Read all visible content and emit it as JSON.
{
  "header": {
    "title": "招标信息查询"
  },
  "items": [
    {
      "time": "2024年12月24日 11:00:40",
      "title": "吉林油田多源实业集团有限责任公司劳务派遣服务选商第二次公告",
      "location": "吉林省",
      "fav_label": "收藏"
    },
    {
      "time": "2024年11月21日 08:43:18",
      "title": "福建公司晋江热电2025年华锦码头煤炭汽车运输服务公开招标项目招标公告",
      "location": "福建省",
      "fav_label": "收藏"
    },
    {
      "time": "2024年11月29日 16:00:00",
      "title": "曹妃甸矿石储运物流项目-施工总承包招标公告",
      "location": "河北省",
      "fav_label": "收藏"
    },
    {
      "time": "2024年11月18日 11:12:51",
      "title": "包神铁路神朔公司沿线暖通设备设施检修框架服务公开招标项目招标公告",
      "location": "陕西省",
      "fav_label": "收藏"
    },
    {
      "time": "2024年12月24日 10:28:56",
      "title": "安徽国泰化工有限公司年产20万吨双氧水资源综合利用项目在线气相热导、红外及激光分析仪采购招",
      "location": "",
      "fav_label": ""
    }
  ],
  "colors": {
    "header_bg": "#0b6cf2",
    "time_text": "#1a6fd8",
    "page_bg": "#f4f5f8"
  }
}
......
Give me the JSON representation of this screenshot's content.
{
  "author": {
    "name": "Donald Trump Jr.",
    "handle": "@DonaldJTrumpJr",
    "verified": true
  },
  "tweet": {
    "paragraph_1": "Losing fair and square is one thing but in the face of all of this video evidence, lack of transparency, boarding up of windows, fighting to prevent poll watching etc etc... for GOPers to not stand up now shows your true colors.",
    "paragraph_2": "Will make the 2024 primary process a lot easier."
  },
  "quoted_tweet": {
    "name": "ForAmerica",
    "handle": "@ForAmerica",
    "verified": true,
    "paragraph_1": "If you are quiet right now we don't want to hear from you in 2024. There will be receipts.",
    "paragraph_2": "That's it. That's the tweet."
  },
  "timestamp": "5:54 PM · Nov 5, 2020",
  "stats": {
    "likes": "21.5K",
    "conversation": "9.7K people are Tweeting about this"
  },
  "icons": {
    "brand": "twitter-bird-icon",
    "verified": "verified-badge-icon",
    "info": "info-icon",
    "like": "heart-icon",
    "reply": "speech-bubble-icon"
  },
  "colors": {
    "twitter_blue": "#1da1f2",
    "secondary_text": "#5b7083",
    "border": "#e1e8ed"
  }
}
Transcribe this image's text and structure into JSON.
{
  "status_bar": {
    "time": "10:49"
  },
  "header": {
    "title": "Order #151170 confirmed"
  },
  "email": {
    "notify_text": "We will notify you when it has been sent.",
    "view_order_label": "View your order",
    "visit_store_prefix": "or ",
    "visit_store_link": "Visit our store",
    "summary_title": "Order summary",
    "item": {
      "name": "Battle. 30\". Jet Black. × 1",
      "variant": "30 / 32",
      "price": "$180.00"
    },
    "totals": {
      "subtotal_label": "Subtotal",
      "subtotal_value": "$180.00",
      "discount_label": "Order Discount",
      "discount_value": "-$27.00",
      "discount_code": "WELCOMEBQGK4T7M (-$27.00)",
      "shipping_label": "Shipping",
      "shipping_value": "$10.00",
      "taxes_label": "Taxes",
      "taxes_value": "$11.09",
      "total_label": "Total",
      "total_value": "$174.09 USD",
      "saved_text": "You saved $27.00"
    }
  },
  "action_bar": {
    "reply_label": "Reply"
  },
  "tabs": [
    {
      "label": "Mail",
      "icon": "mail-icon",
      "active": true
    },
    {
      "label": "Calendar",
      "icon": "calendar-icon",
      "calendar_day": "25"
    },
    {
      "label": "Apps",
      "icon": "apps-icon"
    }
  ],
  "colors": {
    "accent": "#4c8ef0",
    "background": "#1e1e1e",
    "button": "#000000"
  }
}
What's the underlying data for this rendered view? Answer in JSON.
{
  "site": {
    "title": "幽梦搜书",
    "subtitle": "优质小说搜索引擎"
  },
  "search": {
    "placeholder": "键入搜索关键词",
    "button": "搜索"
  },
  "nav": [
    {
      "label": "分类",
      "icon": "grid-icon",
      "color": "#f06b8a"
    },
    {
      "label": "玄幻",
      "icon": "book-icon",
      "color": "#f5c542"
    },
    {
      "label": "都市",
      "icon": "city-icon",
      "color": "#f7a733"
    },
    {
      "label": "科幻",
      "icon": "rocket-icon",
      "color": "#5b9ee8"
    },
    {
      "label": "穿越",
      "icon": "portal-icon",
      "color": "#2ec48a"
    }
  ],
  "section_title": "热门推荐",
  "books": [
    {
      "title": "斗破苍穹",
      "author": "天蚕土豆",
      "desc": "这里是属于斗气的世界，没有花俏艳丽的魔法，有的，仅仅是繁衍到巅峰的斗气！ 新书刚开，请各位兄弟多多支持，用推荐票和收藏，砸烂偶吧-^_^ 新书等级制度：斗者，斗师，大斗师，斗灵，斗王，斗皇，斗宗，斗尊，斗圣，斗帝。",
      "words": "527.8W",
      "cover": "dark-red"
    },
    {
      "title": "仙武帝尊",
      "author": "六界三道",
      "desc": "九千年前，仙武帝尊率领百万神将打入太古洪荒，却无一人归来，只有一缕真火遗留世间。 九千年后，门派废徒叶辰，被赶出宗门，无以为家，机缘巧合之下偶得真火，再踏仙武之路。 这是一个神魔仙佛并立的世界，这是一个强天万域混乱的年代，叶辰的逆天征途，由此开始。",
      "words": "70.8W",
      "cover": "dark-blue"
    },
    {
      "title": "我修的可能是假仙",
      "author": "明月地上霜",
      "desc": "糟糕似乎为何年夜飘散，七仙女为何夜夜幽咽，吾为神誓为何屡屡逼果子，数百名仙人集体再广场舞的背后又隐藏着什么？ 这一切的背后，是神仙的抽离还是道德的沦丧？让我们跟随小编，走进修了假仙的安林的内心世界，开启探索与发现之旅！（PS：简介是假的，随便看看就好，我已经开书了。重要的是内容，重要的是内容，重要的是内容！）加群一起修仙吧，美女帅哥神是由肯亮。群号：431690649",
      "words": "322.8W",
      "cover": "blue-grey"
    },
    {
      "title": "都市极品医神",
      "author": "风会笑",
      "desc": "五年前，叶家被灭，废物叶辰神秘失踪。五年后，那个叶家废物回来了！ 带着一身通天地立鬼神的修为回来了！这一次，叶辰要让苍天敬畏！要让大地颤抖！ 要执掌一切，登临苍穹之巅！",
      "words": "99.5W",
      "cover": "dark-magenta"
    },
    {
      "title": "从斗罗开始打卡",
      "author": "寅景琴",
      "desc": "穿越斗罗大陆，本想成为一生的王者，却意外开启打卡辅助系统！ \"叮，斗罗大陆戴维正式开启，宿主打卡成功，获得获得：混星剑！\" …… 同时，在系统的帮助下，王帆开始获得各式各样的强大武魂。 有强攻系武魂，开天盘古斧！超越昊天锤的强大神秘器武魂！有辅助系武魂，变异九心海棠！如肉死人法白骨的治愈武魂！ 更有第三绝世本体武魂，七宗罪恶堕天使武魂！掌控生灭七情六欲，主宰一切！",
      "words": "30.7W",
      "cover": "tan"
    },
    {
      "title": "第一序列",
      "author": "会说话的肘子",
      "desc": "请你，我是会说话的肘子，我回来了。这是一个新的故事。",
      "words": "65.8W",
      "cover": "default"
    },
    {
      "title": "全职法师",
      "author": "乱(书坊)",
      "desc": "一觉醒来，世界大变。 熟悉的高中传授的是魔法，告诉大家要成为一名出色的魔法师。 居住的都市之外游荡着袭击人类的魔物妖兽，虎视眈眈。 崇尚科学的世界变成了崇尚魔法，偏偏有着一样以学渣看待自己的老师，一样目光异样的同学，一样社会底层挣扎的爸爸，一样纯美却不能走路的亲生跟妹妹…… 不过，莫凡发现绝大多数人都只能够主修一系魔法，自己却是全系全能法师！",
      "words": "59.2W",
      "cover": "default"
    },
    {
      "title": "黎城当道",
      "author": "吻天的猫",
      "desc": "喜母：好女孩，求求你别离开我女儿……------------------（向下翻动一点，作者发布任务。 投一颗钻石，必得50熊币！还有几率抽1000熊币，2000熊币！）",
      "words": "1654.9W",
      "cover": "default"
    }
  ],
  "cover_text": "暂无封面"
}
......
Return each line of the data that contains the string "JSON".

» **Output for this exercise**:
Read all visible content and emit it as JSON.
Give me the JSON representation of this screenshot's content.
Transcribe this image's text and structure into JSON.
What's the underlying data for this rendered view? Answer in JSON.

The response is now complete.